Pinipig is sticky or glutinous rice, harvested when the grains are still young, winnowed, toasted, and pounded until they become flat like oats. The maturity of the rice and how much the grains are toasted dictate the color of pinipig, which can either be green or pale brown. Aside from the obvious difference in color, the two varieties also differ in taste. Green pinipig has a subtle sweetness and creaminess that the more common pale brown variety doesn’t have, which by the way is readily available in most Asian stores.

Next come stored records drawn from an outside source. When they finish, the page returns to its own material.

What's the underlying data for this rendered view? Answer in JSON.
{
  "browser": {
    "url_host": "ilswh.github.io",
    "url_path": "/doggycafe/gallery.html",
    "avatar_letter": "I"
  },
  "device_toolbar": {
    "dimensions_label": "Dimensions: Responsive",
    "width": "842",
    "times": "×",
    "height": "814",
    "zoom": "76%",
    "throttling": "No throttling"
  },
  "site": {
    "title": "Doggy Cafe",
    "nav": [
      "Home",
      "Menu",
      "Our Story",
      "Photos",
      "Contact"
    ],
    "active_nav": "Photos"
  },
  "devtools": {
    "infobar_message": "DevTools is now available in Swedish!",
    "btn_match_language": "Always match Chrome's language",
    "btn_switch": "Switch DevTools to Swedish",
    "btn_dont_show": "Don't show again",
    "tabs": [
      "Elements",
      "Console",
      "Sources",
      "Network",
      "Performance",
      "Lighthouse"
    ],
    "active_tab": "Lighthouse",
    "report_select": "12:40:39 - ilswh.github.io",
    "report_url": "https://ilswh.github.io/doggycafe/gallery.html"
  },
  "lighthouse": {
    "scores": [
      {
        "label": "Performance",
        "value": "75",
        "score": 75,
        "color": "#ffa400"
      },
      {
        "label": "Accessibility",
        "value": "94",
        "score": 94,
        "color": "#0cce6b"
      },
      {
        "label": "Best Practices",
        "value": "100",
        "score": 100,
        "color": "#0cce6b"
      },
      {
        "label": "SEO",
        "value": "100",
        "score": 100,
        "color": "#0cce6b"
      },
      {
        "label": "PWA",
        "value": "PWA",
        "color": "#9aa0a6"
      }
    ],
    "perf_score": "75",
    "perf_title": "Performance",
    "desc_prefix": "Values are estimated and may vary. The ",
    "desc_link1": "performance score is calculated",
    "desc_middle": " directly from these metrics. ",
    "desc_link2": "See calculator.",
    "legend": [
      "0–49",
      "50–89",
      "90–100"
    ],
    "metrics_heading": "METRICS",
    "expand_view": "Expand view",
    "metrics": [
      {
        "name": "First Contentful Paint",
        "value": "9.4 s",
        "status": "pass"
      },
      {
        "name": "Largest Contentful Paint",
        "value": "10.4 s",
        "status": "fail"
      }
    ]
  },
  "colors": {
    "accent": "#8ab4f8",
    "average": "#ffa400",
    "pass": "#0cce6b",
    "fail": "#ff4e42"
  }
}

In Vietnam, young green rice is called com. In Thailand, it is kao mow. Filipinos cook with pinipig in a number of ways. Very sticky kalamay is one of them.
Ginataang pinipig is another, which is a sweet stew of pinipig, sweet potatoes, and saba bananas slowly simmered in gata, or coconut milk, and sweetened with sugar
- 2 cups coconut cream
- ¾ cup sugar
- 1 cup fresh green pinipig (pounded rice)
- ½ cup gabi (taro root) cubes
- 2 pieces medium sized kamote (sweet potatoes), cut into cubes and boiled till tender
- 3 pieces saba, cut into cubes
- ¼ cup langka strips
- Combine coconut cream and sugar in a pot. Let boil, then add the fresh pinipig, the gabi, kamote, saba and langka strips.
- Let boil until the green pinipig is cooked.
- Source: filveggie.com
- Image: pinoyhapagkainan.com